requires more attention. The “care and feeding” of customers determines if they will keep coming back. Factor 17. MAKE personal contact with your new targets, armed with culture-specific information and courtesies, professionalism and consistency. Your goal should be to enter a different culture -- adapt to it -- and make it your own. Factor 18. INVESTIGATE international business travel tips. The practical aspects of international business can make or break the success of your trip. In preparing to go boldly where you have never gone before, plan accordingly. Factor 19. EXPLORE cross-border alliances and partnerships.

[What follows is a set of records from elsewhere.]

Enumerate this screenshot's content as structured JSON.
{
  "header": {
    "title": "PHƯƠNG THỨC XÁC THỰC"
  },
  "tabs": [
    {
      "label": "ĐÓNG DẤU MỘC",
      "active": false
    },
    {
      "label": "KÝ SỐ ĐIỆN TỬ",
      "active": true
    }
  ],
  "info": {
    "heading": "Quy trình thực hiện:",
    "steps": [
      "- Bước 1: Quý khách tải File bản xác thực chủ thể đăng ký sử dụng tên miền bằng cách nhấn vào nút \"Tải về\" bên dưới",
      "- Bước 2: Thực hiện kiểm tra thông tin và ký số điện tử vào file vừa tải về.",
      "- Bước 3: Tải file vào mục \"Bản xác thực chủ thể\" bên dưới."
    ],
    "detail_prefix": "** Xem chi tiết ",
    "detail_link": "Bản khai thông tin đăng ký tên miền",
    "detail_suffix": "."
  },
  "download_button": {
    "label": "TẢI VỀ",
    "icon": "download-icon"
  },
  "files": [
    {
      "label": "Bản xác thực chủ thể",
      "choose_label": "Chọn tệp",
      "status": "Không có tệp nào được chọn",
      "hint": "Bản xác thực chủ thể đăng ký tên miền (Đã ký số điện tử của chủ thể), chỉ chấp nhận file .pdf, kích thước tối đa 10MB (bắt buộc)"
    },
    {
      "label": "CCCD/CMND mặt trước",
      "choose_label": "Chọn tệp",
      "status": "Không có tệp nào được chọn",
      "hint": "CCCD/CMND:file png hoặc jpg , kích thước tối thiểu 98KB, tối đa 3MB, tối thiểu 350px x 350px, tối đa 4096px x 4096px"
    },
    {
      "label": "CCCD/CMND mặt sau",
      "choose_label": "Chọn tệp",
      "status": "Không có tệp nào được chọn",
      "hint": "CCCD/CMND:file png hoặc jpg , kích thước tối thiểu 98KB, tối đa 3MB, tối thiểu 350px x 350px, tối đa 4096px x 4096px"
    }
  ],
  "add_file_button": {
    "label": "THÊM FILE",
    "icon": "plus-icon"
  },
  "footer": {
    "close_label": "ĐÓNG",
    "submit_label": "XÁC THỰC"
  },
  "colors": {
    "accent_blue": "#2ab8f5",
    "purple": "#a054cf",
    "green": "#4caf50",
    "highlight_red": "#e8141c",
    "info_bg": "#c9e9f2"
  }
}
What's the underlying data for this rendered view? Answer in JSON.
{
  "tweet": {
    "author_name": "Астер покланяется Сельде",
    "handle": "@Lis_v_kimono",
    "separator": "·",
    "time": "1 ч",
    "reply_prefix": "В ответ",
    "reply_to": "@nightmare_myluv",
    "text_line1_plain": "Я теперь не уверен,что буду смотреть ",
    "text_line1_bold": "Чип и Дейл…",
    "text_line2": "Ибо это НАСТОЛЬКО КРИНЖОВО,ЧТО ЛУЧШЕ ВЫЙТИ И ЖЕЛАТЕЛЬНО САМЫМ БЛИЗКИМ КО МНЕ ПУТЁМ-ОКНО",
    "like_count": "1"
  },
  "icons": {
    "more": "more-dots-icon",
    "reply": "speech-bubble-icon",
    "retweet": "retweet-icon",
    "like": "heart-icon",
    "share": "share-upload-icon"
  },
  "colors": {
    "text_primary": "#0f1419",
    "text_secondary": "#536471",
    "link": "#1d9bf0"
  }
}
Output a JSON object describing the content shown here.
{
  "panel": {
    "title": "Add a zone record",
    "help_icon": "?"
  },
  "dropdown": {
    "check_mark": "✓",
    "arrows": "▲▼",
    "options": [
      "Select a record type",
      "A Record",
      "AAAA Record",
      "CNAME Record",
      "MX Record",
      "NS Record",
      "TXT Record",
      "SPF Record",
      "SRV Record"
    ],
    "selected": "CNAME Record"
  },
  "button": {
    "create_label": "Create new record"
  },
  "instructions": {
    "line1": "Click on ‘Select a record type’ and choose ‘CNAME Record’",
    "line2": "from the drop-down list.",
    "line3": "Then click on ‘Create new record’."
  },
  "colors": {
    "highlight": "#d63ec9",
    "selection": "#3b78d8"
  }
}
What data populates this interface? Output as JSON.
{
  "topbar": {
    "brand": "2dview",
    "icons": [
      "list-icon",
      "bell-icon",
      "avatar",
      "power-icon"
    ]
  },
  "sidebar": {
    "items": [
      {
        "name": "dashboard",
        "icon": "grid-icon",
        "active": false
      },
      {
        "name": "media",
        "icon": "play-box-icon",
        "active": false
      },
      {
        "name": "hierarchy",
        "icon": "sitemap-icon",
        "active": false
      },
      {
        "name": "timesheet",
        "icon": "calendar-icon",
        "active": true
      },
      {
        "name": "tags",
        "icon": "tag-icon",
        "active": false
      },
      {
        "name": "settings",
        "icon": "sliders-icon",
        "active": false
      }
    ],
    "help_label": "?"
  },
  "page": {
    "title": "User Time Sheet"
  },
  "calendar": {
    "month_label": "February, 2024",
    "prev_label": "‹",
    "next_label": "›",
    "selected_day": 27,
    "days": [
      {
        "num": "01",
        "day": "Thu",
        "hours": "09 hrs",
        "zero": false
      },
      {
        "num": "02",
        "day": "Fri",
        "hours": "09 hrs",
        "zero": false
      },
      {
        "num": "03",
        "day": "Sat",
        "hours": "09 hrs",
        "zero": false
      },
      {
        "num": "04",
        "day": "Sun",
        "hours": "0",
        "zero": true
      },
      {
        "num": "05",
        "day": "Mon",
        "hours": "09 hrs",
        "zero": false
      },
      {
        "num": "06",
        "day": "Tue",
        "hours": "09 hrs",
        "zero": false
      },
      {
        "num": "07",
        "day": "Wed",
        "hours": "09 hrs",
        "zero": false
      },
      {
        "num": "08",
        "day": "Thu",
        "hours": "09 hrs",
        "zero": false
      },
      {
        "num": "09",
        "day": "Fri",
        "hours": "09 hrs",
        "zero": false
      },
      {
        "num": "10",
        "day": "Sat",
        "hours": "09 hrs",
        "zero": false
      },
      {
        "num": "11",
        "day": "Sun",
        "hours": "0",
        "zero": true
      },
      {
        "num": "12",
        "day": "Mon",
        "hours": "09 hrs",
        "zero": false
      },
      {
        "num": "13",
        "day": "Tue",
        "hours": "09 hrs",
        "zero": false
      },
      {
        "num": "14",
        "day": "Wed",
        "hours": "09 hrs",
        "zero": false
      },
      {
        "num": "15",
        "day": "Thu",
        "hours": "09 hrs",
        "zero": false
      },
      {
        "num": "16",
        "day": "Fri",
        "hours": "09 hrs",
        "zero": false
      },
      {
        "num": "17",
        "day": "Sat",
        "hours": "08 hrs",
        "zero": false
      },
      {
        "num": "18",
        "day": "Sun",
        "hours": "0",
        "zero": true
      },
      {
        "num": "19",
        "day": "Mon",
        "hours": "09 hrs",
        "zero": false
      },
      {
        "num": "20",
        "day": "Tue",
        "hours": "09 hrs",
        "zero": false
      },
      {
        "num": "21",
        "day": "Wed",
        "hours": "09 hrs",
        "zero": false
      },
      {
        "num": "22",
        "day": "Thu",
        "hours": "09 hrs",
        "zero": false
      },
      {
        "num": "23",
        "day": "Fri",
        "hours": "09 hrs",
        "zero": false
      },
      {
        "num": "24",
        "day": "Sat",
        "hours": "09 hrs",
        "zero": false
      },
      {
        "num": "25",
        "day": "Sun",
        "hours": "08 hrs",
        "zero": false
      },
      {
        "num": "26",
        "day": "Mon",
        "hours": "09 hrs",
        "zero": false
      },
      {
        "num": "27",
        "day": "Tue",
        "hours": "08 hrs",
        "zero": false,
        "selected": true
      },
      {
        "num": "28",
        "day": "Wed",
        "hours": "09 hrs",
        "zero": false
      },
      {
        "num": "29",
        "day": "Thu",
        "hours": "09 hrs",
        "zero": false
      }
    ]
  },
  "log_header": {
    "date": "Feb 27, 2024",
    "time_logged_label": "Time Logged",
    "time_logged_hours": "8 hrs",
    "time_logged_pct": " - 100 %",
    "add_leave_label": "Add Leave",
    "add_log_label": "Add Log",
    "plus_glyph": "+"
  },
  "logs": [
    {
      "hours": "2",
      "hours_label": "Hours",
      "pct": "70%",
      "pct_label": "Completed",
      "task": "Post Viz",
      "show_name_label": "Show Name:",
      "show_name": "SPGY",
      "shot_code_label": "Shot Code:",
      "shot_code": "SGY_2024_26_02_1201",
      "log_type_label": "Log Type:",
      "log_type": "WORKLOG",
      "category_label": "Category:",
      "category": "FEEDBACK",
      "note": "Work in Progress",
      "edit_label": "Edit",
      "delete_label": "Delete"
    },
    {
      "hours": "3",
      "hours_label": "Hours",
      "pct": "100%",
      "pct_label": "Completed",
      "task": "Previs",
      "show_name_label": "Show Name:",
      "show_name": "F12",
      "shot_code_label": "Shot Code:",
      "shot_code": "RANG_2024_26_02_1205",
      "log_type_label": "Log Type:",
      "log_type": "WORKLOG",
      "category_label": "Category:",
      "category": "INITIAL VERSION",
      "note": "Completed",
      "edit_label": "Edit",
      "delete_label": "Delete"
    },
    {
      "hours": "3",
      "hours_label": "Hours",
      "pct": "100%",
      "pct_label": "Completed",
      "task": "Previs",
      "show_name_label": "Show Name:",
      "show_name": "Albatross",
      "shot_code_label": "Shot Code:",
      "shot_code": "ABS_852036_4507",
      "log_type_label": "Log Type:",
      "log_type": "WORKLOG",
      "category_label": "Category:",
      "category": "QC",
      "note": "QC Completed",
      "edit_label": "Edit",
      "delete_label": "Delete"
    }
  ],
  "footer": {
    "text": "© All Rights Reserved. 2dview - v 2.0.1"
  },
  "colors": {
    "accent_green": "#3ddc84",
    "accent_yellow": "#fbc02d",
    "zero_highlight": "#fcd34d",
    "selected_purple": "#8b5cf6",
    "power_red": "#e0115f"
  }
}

In charting your global strategy, consider joining forces with another company of similar size and market presence that is located in a foreign country where you are already doing business, or would like to. Gauge your readiness – or willingness – to take on a 50/50 partnership and what it can and cannot do for you. Factor 20. ENJOY the journey. Never forget that you are the most important and valuable business asset you have, and that the human touch is only the more precious in our age of advanced technology. Take the best possible care of yourself, your employees, your suppliers, and your customers, and your future will be bright, prosperous and happy.


Reference Web Sites To Help You Go Global
All of your basic questions about going global can be answered by visiting a handful of online resources. You will also learn how to further develop a global entrepreneurial mindset, create a global marketing strategy and locate additional tips for taking on the world. CENTER FOR INTERNATIONAL BUSINESS EDUCATION AND RESEARCH (CIBER) UNIVERSITY OF ILLINOIS AT URBANA-CHAMPAIGN COUNTRY WATCH GLOBALEDGE (FROM MICHIGAN STATE UNIVERSITY) GLOBETRADE




THE U.S. GOVERNMENT EXPORT PORTAL U.S. COMMERCIAL SERVICE This manifesto is living proof that entrepreneurs and small businesses can transact business beyond borders and have enormous power to create a brighter future for our brave new world – one filled with open-ended possibilities. It all goes back to becoming a global guru, shaking things up and making things happen. The question you need to ask yourself is this: What can I do to develop a “global fever?” When you have your answer, dear global guru, go to work. The world is at your doorstep.

About the author: Laurel Delaney is a successful international entrepreneur, author, speaker and educator with more than 20 years of experience in global business. She is the founder of Chicago-based and, both with a mission to promote and foster international entrepreneurship. Ms. Delaney is a member of the International Editorial Advisory Board of the Journal of International Entrepreneurship, a recipient of SBA’s “Exporter of the Year” award and has written countless articles and books, including Start and Run a Profitable Exporting Business and Insanely Global! In addition, she is a global business


columnist for Entrepreneur magazine, contributing author in The Handbook of Research on International Entrepreneurship, publisher of “BORDERBUSTER” e-newsletter, and oversees “The Global Small Business” and “Escape From Corporate America” blogs. She is also a member of Women in the Academy of International Business and serves on the International Board of Directors for the Women Presidents’ Organization. For further information or questions, contact: 6807 N. Lakewood, Suite LL Chicago, IL 60626 USA 773-381-1700 office 773-381-7303 fax